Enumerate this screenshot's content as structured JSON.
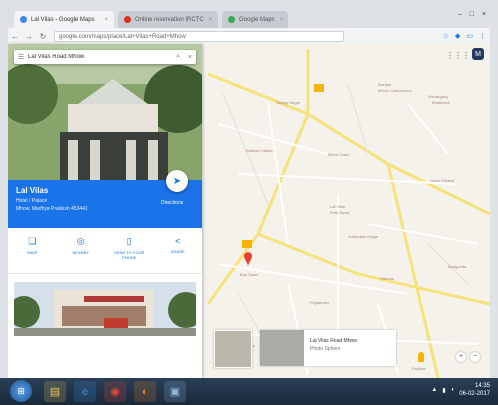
{
  "browser": {
    "tabs": [
      {
        "label": "Lal Vilas - Google Maps",
        "active": true,
        "color": "#4285f4"
      },
      {
        "label": "Online reservation IRCTC",
        "active": false,
        "color": "#d93025"
      },
      {
        "label": "Google Maps",
        "active": false,
        "color": "#34a853"
      }
    ],
    "window_controls": [
      "–",
      "□",
      "×"
    ],
    "url": "google.com/maps/place/Lal+Vilas+Road+Mhow",
    "icons": [
      "back-icon",
      "forward-icon",
      "reload-icon",
      "star-icon",
      "extension-icon",
      "cast-icon",
      "menu-icon"
    ]
  },
  "search": {
    "query": "Lal Vilas Road Mhow",
    "placeholder": "Search Google Maps"
  },
  "place": {
    "name": "Lal Vilas",
    "category": "Hotel / Palace",
    "address": "Mhow, Madhya Pradesh 453441",
    "directions_label": "Directions",
    "actions": [
      {
        "label": "SAVE",
        "icon": "bookmark-icon"
      },
      {
        "label": "NEARBY",
        "icon": "nearby-icon"
      },
      {
        "label": "SEND TO YOUR PHONE",
        "icon": "phone-icon"
      },
      {
        "label": "SHARE",
        "icon": "share-icon"
      }
    ]
  },
  "map": {
    "labels": [
      "Manpur",
      "Mhow Cantonment",
      "Kishanganj",
      "Bhatkhedi",
      "Sanjay Nagar",
      "Railway Station",
      "Mhow Gaon",
      "Lal Vilas",
      "Patti Bazar",
      "Gawli Palasia",
      "Ambedkar Nagar",
      "Bus Stand",
      "Harsola",
      "Badgonda",
      "Pigdamber"
    ],
    "controls": {
      "apps": "⋮⋮⋮",
      "avatar": "M",
      "zoom_in": "+",
      "zoom_out": "−",
      "explore": "Explore"
    }
  },
  "streetview": {
    "title": "Lal Vilas Road Mhow",
    "subtitle": "Photo Sphere"
  },
  "taskbar": {
    "apps": [
      {
        "name": "explorer-icon",
        "color": "#e8c45a"
      },
      {
        "name": "ie-icon",
        "color": "#3a8de0"
      },
      {
        "name": "chrome-icon",
        "color": "#e54a3b"
      },
      {
        "name": "firefox-icon",
        "color": "#e8812b"
      },
      {
        "name": "media-icon",
        "color": "#8fb7dc"
      }
    ],
    "time": "14:35",
    "date": "06-02-2017"
  }
}
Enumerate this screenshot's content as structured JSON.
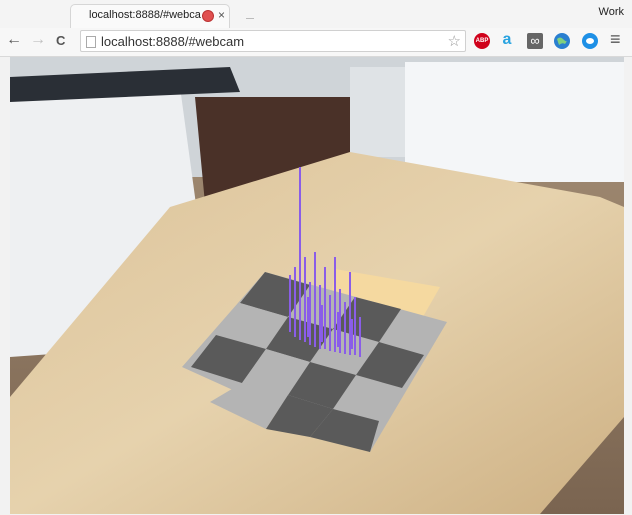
{
  "browser": {
    "tab_title": "localhost:8888/#webcam",
    "close_glyph": "×",
    "profile_name": "Work",
    "url": "localhost:8888/#webcam",
    "back_glyph": "←",
    "forward_glyph": "→",
    "reload_glyph": "C",
    "star_glyph": "☆",
    "menu_glyph": "≡",
    "extensions": {
      "adblock_text": "ABP",
      "amazon_text": "a",
      "infinity_text": "∞"
    }
  },
  "colors": {
    "toolbar_bg": "#f7f7f7",
    "recording_indicator": "#e05050",
    "adblock_red": "#d0021b",
    "bar_color": "#8a5de8",
    "board_dark": "#5a5a5a",
    "board_light": "#b4b4b4"
  },
  "icons": [
    "back-arrow-icon",
    "forward-arrow-icon",
    "reload-icon",
    "page-icon",
    "bookmark-star-icon",
    "adblock-icon",
    "amazon-icon",
    "infinity-icon",
    "earth-icon",
    "chat-icon",
    "menu-icon",
    "recording-icon",
    "close-icon"
  ]
}
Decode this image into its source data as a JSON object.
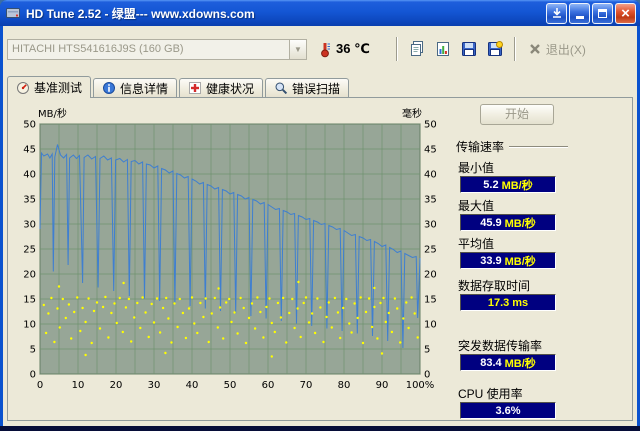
{
  "window": {
    "title": "HD Tune 2.52 - 绿盟--- www.xdowns.com",
    "titlebar_color": "#1456d4",
    "client_bg": "#ece9d8"
  },
  "icons": {
    "titlebar": [
      "app-icon",
      "download-icon",
      "minimize-icon",
      "maximize-icon",
      "close-icon"
    ],
    "toolbar": [
      "temperature-icon",
      "copy-text-icon",
      "copy-image-icon",
      "save-text-icon",
      "save-image-icon",
      "exit-icon"
    ],
    "tabs": [
      "benchmark-icon",
      "info-icon",
      "health-icon",
      "scan-icon"
    ]
  },
  "toolbar": {
    "drive_select_value": "HITACHI HTS541616J9S (160 GB)",
    "temperature": "36 ℃",
    "exit_label": "退出(X)"
  },
  "tabs": [
    {
      "label": "基准测试",
      "active": true
    },
    {
      "label": "信息详情",
      "active": false
    },
    {
      "label": "健康状况",
      "active": false
    },
    {
      "label": "错误扫描",
      "active": false
    }
  ],
  "benchmark": {
    "start_button": "开始",
    "section_title": "传输速率",
    "box_bg": "#000080",
    "value_color": "#ffffff",
    "unit_color": "#ffff00",
    "rows": [
      {
        "label": "最小值",
        "value": "5.2",
        "unit": "MB/秒"
      },
      {
        "label": "最大值",
        "value": "45.9",
        "unit": "MB/秒"
      },
      {
        "label": "平均值",
        "value": "33.9",
        "unit": "MB/秒"
      },
      {
        "label": "数据存取时间",
        "value": "17.3",
        "unit": "ms"
      },
      {
        "label": "突发数据传输率",
        "value": "83.4",
        "unit": "MB/秒"
      },
      {
        "label": "CPU 使用率",
        "value": "3.6%",
        "unit": ""
      }
    ]
  },
  "chart_data": {
    "type": "line",
    "title": "",
    "ylabel_left": "MB/秒",
    "ylabel_right": "毫秒",
    "x_range": [
      0,
      100
    ],
    "y_range": [
      0,
      50
    ],
    "x_ticks": [
      0,
      10,
      20,
      30,
      40,
      50,
      60,
      70,
      80,
      90
    ],
    "x_max_label": "100%",
    "y_tick_step": 5,
    "grid_step_x": 5,
    "grid_step_y": 5,
    "grid": true,
    "legend": "none",
    "colors": {
      "plot_bg": "#97a697",
      "grid": "#6f936f",
      "border": "#4d4d4d",
      "line": "#3f7fd0",
      "dots": "#ffff00"
    },
    "series": [
      {
        "name": "传输速率 (MB/秒)",
        "type": "line",
        "points": [
          [
            0,
            29
          ],
          [
            0.4,
            44.2
          ],
          [
            1,
            43.6
          ],
          [
            2,
            44
          ],
          [
            2.6,
            43.2
          ],
          [
            3.2,
            44
          ],
          [
            3.5,
            20.5
          ],
          [
            3.9,
            43.4
          ],
          [
            4.6,
            45.9
          ],
          [
            5.4,
            43.8
          ],
          [
            6.2,
            43.2
          ],
          [
            7,
            43.9
          ],
          [
            7.4,
            21.8
          ],
          [
            7.8,
            43.2
          ],
          [
            8.8,
            43.8
          ],
          [
            9.6,
            43.1
          ],
          [
            10.4,
            43.7
          ],
          [
            11.2,
            18.2
          ],
          [
            11.6,
            43.3
          ],
          [
            12.6,
            43.8
          ],
          [
            13.6,
            43
          ],
          [
            14.6,
            43.5
          ],
          [
            15.3,
            17.3
          ],
          [
            15.8,
            43.1
          ],
          [
            16.8,
            43.6
          ],
          [
            17.8,
            42.8
          ],
          [
            18.8,
            43.2
          ],
          [
            19.4,
            16.6
          ],
          [
            19.9,
            42.8
          ],
          [
            21,
            43.1
          ],
          [
            22,
            42.4
          ],
          [
            23,
            42.9
          ],
          [
            23.5,
            15.6
          ],
          [
            24,
            42.5
          ],
          [
            25,
            42.7
          ],
          [
            26,
            42
          ],
          [
            27,
            42.4
          ],
          [
            27.5,
            15.1
          ],
          [
            28,
            42
          ],
          [
            29,
            41.8
          ],
          [
            30,
            41.2
          ],
          [
            31,
            41.6
          ],
          [
            31.5,
            14.6
          ],
          [
            32,
            41.1
          ],
          [
            33,
            40.8
          ],
          [
            34,
            40.2
          ],
          [
            35,
            40.6
          ],
          [
            35.5,
            14
          ],
          [
            36,
            40.1
          ],
          [
            37,
            39.8
          ],
          [
            38,
            39.2
          ],
          [
            39,
            39.5
          ],
          [
            39.5,
            13.6
          ],
          [
            40,
            39
          ],
          [
            41,
            38.6
          ],
          [
            42,
            38
          ],
          [
            43,
            38.3
          ],
          [
            43.5,
            13.1
          ],
          [
            44,
            37.9
          ],
          [
            45,
            37.6
          ],
          [
            46,
            37
          ],
          [
            47,
            37.3
          ],
          [
            47.5,
            12.6
          ],
          [
            48,
            36.9
          ],
          [
            49,
            36.6
          ],
          [
            50,
            36
          ],
          [
            51,
            36.3
          ],
          [
            51.5,
            12.1
          ],
          [
            52,
            35.9
          ],
          [
            53,
            35.6
          ],
          [
            54,
            35
          ],
          [
            55,
            35.3
          ],
          [
            55.5,
            11.6
          ],
          [
            56,
            34.9
          ],
          [
            57,
            34.6
          ],
          [
            58,
            34
          ],
          [
            59,
            34.3
          ],
          [
            59.5,
            11.1
          ],
          [
            60,
            33.9
          ],
          [
            61,
            33.4
          ],
          [
            62,
            32.9
          ],
          [
            63,
            33.1
          ],
          [
            63.5,
            10.6
          ],
          [
            64,
            32.7
          ],
          [
            65,
            32.4
          ],
          [
            66,
            31.9
          ],
          [
            67,
            32.1
          ],
          [
            67.5,
            10.1
          ],
          [
            68,
            31.7
          ],
          [
            69,
            31.4
          ],
          [
            70,
            30.9
          ],
          [
            71,
            31.1
          ],
          [
            71.5,
            9.6
          ],
          [
            72,
            30.7
          ],
          [
            73,
            30.4
          ],
          [
            74,
            29.9
          ],
          [
            75,
            30.1
          ],
          [
            75.5,
            9.1
          ],
          [
            76,
            29.7
          ],
          [
            77,
            29.4
          ],
          [
            78,
            28.9
          ],
          [
            79,
            29.1
          ],
          [
            79.5,
            8.6
          ],
          [
            80,
            28.7
          ],
          [
            81,
            28.2
          ],
          [
            82,
            27.7
          ],
          [
            83,
            27.9
          ],
          [
            83.5,
            8.1
          ],
          [
            84,
            27.5
          ],
          [
            85,
            27.2
          ],
          [
            86,
            26.7
          ],
          [
            87,
            26.9
          ],
          [
            87.5,
            7.6
          ],
          [
            88,
            26.5
          ],
          [
            89,
            26.1
          ],
          [
            90,
            25.5
          ],
          [
            91,
            25.8
          ],
          [
            91.5,
            6.6
          ],
          [
            92,
            25.3
          ],
          [
            93,
            24.9
          ],
          [
            94,
            24.3
          ],
          [
            95,
            24.6
          ],
          [
            95.5,
            5.2
          ],
          [
            96,
            24.1
          ],
          [
            97,
            23.7
          ],
          [
            98,
            23.3
          ],
          [
            99,
            23.5
          ],
          [
            99.4,
            11.2
          ],
          [
            100,
            23.2
          ]
        ]
      },
      {
        "name": "存取时间 (毫秒)",
        "type": "scatter",
        "points": [
          [
            1,
            13.8
          ],
          [
            1.6,
            8.2
          ],
          [
            2.2,
            12.1
          ],
          [
            3,
            15.2
          ],
          [
            3.8,
            6.4
          ],
          [
            4.6,
            13.1
          ],
          [
            5,
            17.5
          ],
          [
            5.2,
            9.3
          ],
          [
            6,
            15
          ],
          [
            6.8,
            11.2
          ],
          [
            7.6,
            13.9
          ],
          [
            8.2,
            7.1
          ],
          [
            9,
            12.4
          ],
          [
            9.8,
            15.3
          ],
          [
            10.6,
            8.6
          ],
          [
            11.2,
            13.2
          ],
          [
            12,
            10.4
          ],
          [
            12,
            3.8
          ],
          [
            12.8,
            15.1
          ],
          [
            13.6,
            6.2
          ],
          [
            14.2,
            12.6
          ],
          [
            15,
            14.3
          ],
          [
            15.8,
            9.1
          ],
          [
            16.6,
            13.4
          ],
          [
            17.2,
            15.4
          ],
          [
            18,
            7.3
          ],
          [
            18.8,
            12.2
          ],
          [
            19.6,
            14.1
          ],
          [
            20.2,
            10.2
          ],
          [
            21,
            15.2
          ],
          [
            21.8,
            8.4
          ],
          [
            22,
            18.2
          ],
          [
            22.6,
            13.3
          ],
          [
            23.4,
            15
          ],
          [
            24,
            6.5
          ],
          [
            24.8,
            11.3
          ],
          [
            25.6,
            14.2
          ],
          [
            26.4,
            9.2
          ],
          [
            27,
            15.3
          ],
          [
            27.8,
            12.3
          ],
          [
            28.6,
            7.4
          ],
          [
            29.4,
            14
          ],
          [
            30,
            10.3
          ],
          [
            30.8,
            15.1
          ],
          [
            31.6,
            8.3
          ],
          [
            32.4,
            13.2
          ],
          [
            33,
            4.2
          ],
          [
            33.2,
            15.2
          ],
          [
            33.8,
            11.1
          ],
          [
            34.6,
            6.3
          ],
          [
            35.4,
            14.1
          ],
          [
            36.2,
            9.4
          ],
          [
            36.8,
            15
          ],
          [
            37.6,
            12.2
          ],
          [
            38.4,
            7.2
          ],
          [
            39.2,
            13.1
          ],
          [
            40,
            15.3
          ],
          [
            40.6,
            10.1
          ],
          [
            41.4,
            8.2
          ],
          [
            42.2,
            14.2
          ],
          [
            43,
            11.4
          ],
          [
            43.6,
            15.1
          ],
          [
            44.4,
            6.4
          ],
          [
            45.2,
            12.1
          ],
          [
            46,
            15.2
          ],
          [
            46.8,
            9.3
          ],
          [
            47,
            17.1
          ],
          [
            47.4,
            13.3
          ],
          [
            48.2,
            7.1
          ],
          [
            49,
            14.3
          ],
          [
            49.8,
            15
          ],
          [
            50.4,
            10.4
          ],
          [
            51.2,
            12.3
          ],
          [
            52,
            8.1
          ],
          [
            52.8,
            15.2
          ],
          [
            53.6,
            13.2
          ],
          [
            54.2,
            6.2
          ],
          [
            55,
            11.2
          ],
          [
            55.8,
            14.1
          ],
          [
            56.6,
            9.1
          ],
          [
            57.2,
            15.3
          ],
          [
            58,
            12.4
          ],
          [
            58.8,
            7.3
          ],
          [
            59.6,
            13.4
          ],
          [
            60.4,
            15.1
          ],
          [
            61,
            10.2
          ],
          [
            61,
            3.5
          ],
          [
            61.8,
            8.4
          ],
          [
            62.6,
            14.2
          ],
          [
            63.4,
            11.3
          ],
          [
            64,
            15.2
          ],
          [
            64.8,
            6.3
          ],
          [
            65.6,
            12.2
          ],
          [
            66.4,
            15
          ],
          [
            67,
            9.2
          ],
          [
            67.8,
            13.1
          ],
          [
            68,
            18.4
          ],
          [
            68.6,
            7.4
          ],
          [
            69.4,
            14.2
          ],
          [
            70,
            15.3
          ],
          [
            70.8,
            10.3
          ],
          [
            71.6,
            12.1
          ],
          [
            72.4,
            8.2
          ],
          [
            73,
            15.1
          ],
          [
            73.8,
            13.3
          ],
          [
            74.6,
            6.4
          ],
          [
            75.4,
            11.4
          ],
          [
            76,
            14.3
          ],
          [
            76.8,
            9.3
          ],
          [
            77.6,
            15.2
          ],
          [
            78.4,
            12.3
          ],
          [
            79,
            7.2
          ],
          [
            79.8,
            13.2
          ],
          [
            80.6,
            15
          ],
          [
            81.4,
            10.1
          ],
          [
            82,
            8.3
          ],
          [
            82.8,
            14.1
          ],
          [
            83.6,
            11.2
          ],
          [
            84.4,
            15.3
          ],
          [
            85,
            6.2
          ],
          [
            85.8,
            12.4
          ],
          [
            86.6,
            15.1
          ],
          [
            87.4,
            9.4
          ],
          [
            88,
            13.4
          ],
          [
            88,
            17.2
          ],
          [
            88.8,
            7.1
          ],
          [
            89.6,
            14.2
          ],
          [
            90,
            4.1
          ],
          [
            90.4,
            15.2
          ],
          [
            91,
            10.4
          ],
          [
            91.8,
            12.2
          ],
          [
            92.6,
            8.4
          ],
          [
            93.4,
            15.1
          ],
          [
            94,
            13.1
          ],
          [
            94.8,
            6.3
          ],
          [
            95.6,
            11.1
          ],
          [
            96.4,
            14.3
          ],
          [
            97,
            9.2
          ],
          [
            97.8,
            15.3
          ],
          [
            98.6,
            12.1
          ],
          [
            99.4,
            7.3
          ]
        ]
      }
    ]
  }
}
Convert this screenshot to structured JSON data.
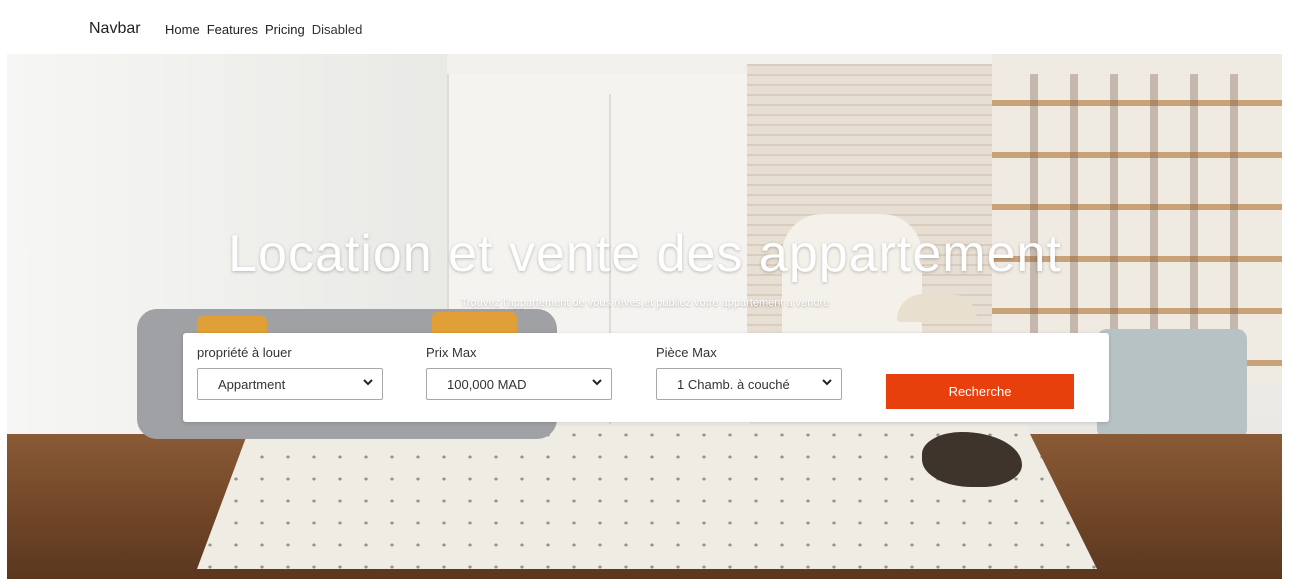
{
  "navbar": {
    "brand": "Navbar",
    "links": [
      "Home",
      "Features",
      "Pricing",
      "Disabled"
    ]
  },
  "hero": {
    "title": "Location et vente des appartement",
    "subtitle": "Trouvez l'appartement de vous rèves,et publiez votre appartement a vendre"
  },
  "search": {
    "fields": [
      {
        "label": "propriété à louer",
        "value": "Appartment"
      },
      {
        "label": "Prix Max",
        "value": "100,000 MAD"
      },
      {
        "label": "Pièce Max",
        "value": "1 Chamb. à couché"
      }
    ],
    "button_label": "Recherche",
    "accent_color": "#e8400c"
  }
}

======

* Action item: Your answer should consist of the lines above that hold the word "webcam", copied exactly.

* Answer to the exercise:
    "tab_title": "localhost:8888/#webcam",
    "url": "localhost:8888/#webcam",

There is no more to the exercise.